An internationally renowned engineer and project manager with decades of experience in leading major infrastructure projects both in the UK and abroad, Waboso will lead Network Rail’s Digital Railway directorate, including the Digital Railway Programme – a cross-industry programme funded and facilitated by Network Rail to boost the capacity of Britain’s rail network using digital signalling and train control technologies. He will report to chief executive Mark Carne, replacing Jerry England, who retires later this year.
Mark Carne, Network Rail chief executive said, “Attracting someone of David's talent highlights the progress we have made and our determination to use technology to unlock capacity on Britain's congested network. The single biggest challenge for Britain’s railway is how to provide the capacity we need for the future”.
As such, David Waboso’s experience at London Underground, where he has led the upgrade of both trains and infrastructure to digital technology, will be hugely valuable as Network Rail makes the case for an accelerated programme to roll out similar technologies across Britain’s rail network.
David was recently appointed president of the Association for Project Management. He has an Honorary Fellowship at APM and was awarded a CBE for his services to transport in London. Prior to joining London Underground in 2005, David was executive director at the Strategic Rail Authority where he was responsible for integrating engineering, safety and standards across the industry and led cross-industry national programmes for new signalling and communications systems.

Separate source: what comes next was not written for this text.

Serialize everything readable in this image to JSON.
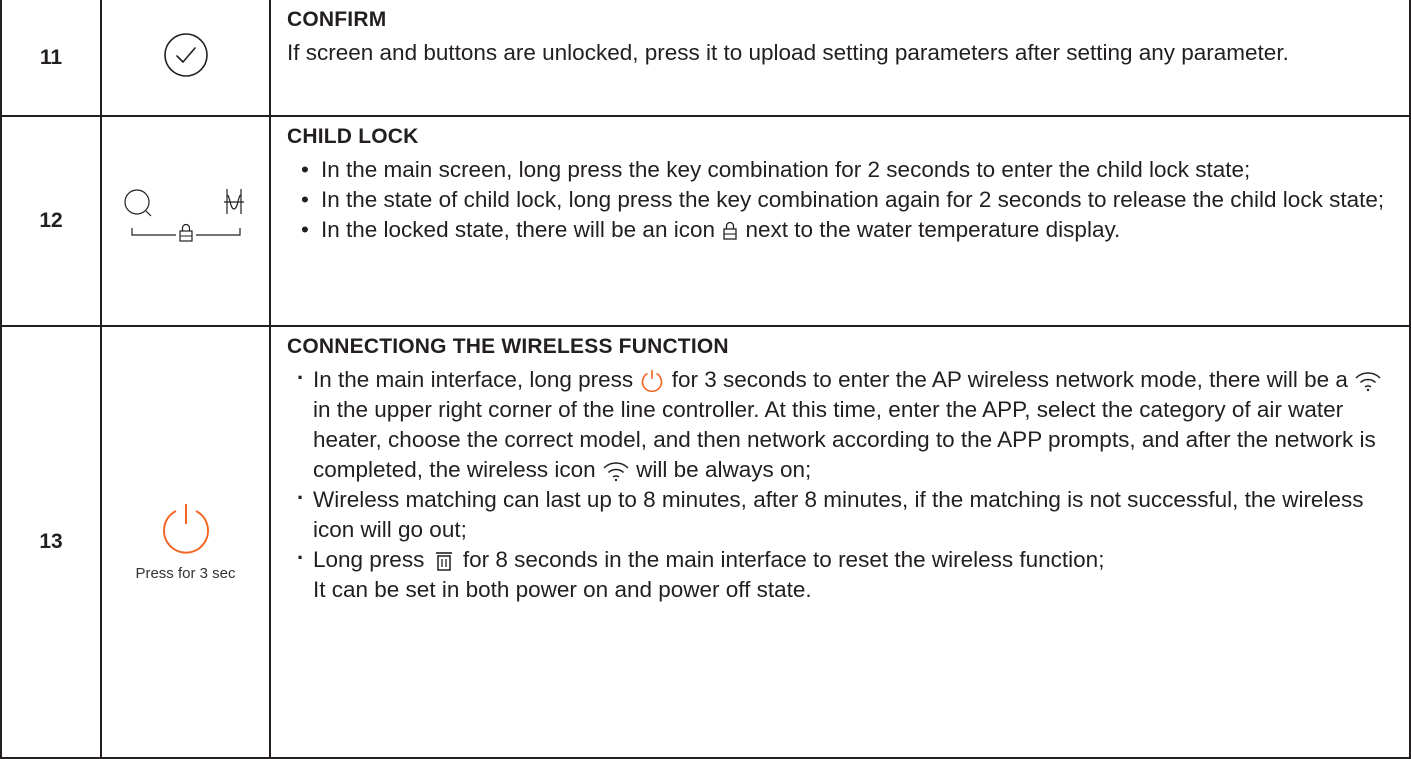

Waboso’s project management pedigree includes leadership roles on the Jubilee Line extension and on the Docklands Light Railway. Further afield, he has worked on projects for the European Railway Agency and World Bank-funded infrastructure developments in Africa. This world-class leadership and experience was a major influence behind his appointment as APM's new president.
“All of these roles have helped me to develop the core skills that a project manager requires; that is, learning how to deliver on time, on budget and with the desired outcomes,” he explained in an interview with APM Project editor Jason Hesse.

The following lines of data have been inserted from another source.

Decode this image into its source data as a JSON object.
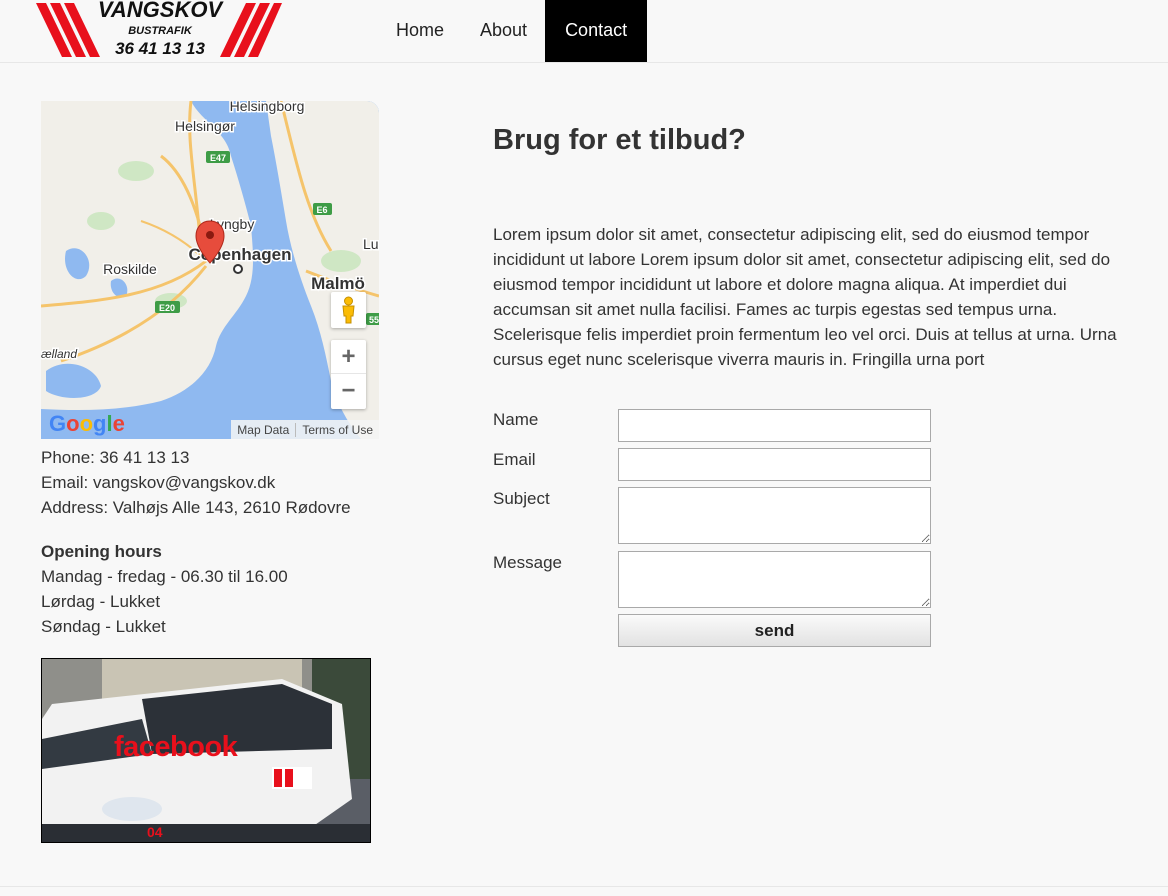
{
  "logo": {
    "name": "VANGSKOV",
    "tagline": "BUSTRAFIK",
    "phone": "36 41 13 13",
    "accent_color": "#e8101c"
  },
  "nav": {
    "items": [
      {
        "label": "Home",
        "active": false
      },
      {
        "label": "About",
        "active": false
      },
      {
        "label": "Contact",
        "active": true
      }
    ]
  },
  "map": {
    "places": [
      "Helsingborg",
      "Helsingør",
      "Lyngby",
      "Copenhagen",
      "Roskilde",
      "Malmö",
      "Lu",
      "ælland"
    ],
    "roads": [
      "E47",
      "E6",
      "E20",
      "55"
    ],
    "attribution": [
      "Map Data",
      "Terms of Use"
    ],
    "brand": "Google",
    "controls": {
      "zoom_in": "+",
      "zoom_out": "−"
    }
  },
  "contact": {
    "phone": "Phone: 36 41 13 13",
    "email": "Email: vangskov@vangskov.dk",
    "address": "Address: Valhøjs Alle 143, 2610 Rødovre"
  },
  "hours": {
    "title": "Opening hours",
    "lines": [
      {
        "day": "Mandag",
        "sep": " - ",
        "value": "fredag - 06.30 til 16.00"
      },
      {
        "day": "Lørdag",
        "sep": " - ",
        "value": "Lukket"
      },
      {
        "day": "Søndag",
        "sep": " - ",
        "value": "Lukket"
      }
    ]
  },
  "facebook": {
    "label": "facebook"
  },
  "form": {
    "heading": "Brug for et tilbud?",
    "intro": "Lorem ipsum dolor sit amet, consectetur adipiscing elit, sed do eiusmod tempor incididunt ut labore Lorem ipsum dolor sit amet, consectetur adipiscing elit, sed do eiusmod tempor incididunt ut labore et dolore magna aliqua. At imperdiet dui accumsan sit amet nulla facilisi. Fames ac turpis egestas sed tempus urna. Scelerisque felis imperdiet proin fermentum leo vel orci. Duis at tellus at urna. Urna cursus eget nunc scelerisque viverra mauris in. Fringilla urna port",
    "name_label": "Name",
    "email_label": "Email",
    "subject_label": "Subject",
    "message_label": "Message",
    "name_value": "",
    "email_value": "",
    "subject_value": "",
    "message_value": "",
    "submit_label": "send"
  }
}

“The key is to demonstrate that you are an efficient project organisation and are delivering to the right milestones. The investment in the project needs to be turned into assets, which then must turn into benefits. So if you promise to do something by a certain time, you must do it. That’s how you build a world-class organisation.”
And that is what he intends to continue to do in the next phase of his distinguished career.